I really want to own a home. I want a place where I get to be the one who says "sure, sleep over." I want to be able to take people in if they need it and I want to have a cozy landing-pad in the world.

I've been saving up. I've been working hard, squirreling away my stipend while running a small business on the side. I paid off my student loans last November and now I have a heap of cash that's just about down-payment-sized. "I'm ready now," I thought to myself.

"Stipends don't count as income," said the mortgage companies. "Technically, you're unemployed, and since your business isn't registered as an LLC it doesn't help.
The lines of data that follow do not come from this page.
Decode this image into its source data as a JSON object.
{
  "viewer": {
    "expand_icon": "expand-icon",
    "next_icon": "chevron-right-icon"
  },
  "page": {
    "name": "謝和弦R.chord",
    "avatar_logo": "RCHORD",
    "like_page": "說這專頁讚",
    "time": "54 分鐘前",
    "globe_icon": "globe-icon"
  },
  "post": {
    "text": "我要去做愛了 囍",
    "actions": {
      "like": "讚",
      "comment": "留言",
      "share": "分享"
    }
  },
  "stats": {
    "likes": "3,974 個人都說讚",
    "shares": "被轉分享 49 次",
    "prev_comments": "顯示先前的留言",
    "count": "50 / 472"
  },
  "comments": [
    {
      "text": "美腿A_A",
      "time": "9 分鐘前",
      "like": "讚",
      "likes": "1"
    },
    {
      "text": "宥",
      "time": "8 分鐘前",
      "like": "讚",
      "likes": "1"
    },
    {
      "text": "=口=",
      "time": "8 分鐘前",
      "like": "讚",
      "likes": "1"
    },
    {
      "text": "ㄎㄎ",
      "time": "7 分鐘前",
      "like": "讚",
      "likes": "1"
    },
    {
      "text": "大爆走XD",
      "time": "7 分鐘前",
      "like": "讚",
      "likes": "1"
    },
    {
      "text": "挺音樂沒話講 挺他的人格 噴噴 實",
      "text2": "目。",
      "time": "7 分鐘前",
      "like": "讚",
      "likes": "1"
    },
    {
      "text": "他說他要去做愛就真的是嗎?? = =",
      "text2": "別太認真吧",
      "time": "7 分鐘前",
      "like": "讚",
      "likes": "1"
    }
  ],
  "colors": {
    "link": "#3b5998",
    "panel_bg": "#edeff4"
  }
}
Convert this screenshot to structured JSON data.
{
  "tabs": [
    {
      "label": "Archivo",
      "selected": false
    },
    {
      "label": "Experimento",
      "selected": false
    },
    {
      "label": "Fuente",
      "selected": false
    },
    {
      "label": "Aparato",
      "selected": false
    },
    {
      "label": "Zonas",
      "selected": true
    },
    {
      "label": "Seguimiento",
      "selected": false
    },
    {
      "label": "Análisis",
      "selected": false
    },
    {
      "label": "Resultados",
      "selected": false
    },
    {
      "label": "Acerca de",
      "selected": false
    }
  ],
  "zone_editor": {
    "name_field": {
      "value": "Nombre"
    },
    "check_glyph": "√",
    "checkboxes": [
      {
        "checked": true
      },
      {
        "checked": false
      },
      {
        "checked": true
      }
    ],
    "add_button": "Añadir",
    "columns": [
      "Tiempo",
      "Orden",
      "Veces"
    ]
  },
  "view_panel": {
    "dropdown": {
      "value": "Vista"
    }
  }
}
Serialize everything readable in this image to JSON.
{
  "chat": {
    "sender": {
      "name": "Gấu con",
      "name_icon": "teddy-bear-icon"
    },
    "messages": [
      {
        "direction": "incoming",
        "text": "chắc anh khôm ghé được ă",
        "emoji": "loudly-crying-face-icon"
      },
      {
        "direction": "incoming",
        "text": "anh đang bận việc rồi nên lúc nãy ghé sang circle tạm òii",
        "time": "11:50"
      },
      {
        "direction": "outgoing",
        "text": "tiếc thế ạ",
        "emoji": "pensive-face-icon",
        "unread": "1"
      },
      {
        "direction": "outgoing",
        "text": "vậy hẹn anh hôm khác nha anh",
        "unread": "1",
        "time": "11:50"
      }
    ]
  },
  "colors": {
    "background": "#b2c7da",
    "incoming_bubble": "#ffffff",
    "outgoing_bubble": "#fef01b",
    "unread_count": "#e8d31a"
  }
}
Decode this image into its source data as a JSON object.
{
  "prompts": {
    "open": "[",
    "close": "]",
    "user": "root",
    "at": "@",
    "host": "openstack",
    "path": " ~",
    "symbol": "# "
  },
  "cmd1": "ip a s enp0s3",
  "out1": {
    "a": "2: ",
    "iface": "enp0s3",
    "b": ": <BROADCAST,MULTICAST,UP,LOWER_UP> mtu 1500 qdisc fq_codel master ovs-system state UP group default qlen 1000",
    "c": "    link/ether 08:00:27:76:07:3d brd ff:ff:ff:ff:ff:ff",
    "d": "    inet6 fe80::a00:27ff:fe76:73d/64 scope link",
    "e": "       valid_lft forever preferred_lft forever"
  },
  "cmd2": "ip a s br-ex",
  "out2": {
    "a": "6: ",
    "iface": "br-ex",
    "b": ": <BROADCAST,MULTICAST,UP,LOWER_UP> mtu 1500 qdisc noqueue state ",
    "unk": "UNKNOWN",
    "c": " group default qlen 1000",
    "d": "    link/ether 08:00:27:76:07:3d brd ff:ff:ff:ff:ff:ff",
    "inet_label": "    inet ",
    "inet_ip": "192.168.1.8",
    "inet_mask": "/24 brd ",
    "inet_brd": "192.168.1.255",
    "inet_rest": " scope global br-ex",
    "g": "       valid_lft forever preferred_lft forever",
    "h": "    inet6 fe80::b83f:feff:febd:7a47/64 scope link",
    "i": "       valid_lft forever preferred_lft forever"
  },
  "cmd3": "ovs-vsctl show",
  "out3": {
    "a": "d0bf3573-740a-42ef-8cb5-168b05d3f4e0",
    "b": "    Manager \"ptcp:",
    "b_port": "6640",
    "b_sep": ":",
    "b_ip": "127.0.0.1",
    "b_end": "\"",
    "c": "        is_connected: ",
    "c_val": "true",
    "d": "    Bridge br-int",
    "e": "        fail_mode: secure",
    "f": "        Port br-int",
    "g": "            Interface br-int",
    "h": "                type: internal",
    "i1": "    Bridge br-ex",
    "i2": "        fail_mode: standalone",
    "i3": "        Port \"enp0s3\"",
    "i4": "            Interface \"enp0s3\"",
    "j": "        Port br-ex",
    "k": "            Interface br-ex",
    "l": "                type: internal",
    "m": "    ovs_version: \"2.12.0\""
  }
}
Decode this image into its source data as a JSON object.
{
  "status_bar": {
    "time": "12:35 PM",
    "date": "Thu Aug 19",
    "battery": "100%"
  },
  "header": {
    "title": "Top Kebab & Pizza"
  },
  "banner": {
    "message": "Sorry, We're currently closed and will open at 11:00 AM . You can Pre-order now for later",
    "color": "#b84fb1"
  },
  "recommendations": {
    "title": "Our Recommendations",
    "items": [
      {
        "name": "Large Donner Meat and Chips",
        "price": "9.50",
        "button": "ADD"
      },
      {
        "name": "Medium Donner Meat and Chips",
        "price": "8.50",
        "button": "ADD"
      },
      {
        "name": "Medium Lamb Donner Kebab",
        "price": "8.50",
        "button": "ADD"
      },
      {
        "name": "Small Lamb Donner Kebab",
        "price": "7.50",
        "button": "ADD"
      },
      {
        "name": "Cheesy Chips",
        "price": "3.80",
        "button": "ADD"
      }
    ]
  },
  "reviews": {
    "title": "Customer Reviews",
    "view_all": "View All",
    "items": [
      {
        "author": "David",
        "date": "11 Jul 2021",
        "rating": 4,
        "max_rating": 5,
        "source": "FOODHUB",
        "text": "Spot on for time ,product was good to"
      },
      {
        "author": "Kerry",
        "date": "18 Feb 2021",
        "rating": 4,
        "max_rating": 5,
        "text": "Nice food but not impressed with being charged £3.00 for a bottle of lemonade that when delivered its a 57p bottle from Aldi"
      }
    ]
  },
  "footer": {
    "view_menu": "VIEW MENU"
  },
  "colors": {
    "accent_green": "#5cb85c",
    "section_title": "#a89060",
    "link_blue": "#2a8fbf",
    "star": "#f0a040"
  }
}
Registering it now won't help either, because it won't establish the kind of history we're looking for."

I switched gears and went to my university's affiliated credit union for a personal loan. "I might not be able to afford a NICE house with a personal loan," I thought, "but if I put it together with my savings, I can get a bad, little house. With enough hard work it might become less bad over time, and perhaps even less little."

"We don't recognize student loans as credit history," said the credit union. "You're not eligible for a personal loan because you've only had a credit card for like three months, so even though you have excellent credit and no debt and never made a late payment on your student loan, it's not enough." This is a university-affiliated credit union, I say again. This probably hits a lot of their potential members. I'm truly disgusted.

If I see another thinkpiece mocking or castigating millennials for not buying houses etc, I'm going to be seriously angry. I'm thinking about where I could publish a counter-thinkpiece about this now, in fact. I mean, it's not like I could have done this differently. I applied for a credit card right out of college, and I wasn't able to get one because I didn't have enough income and I didn't have any credit history. It's exactly like those "entry-level" jobs that prefer at least three years of experience.

I've done everything I can. I'm doing it as correctly as I can. It's not good enough. I just want a bad little house and I can't even have that. I asked for less money than most people drop on a wedding, and they wouldn't lend it to me, a person who paid off a student loan in less than half the projected time.

Their loss. I'm going to make a cash offer on that house with the cash I've got in my literal pocket, and if it works it works, and if it doesn't I guess I'm looking for a new sublet where I can save up even more cash until it does.

I will get there.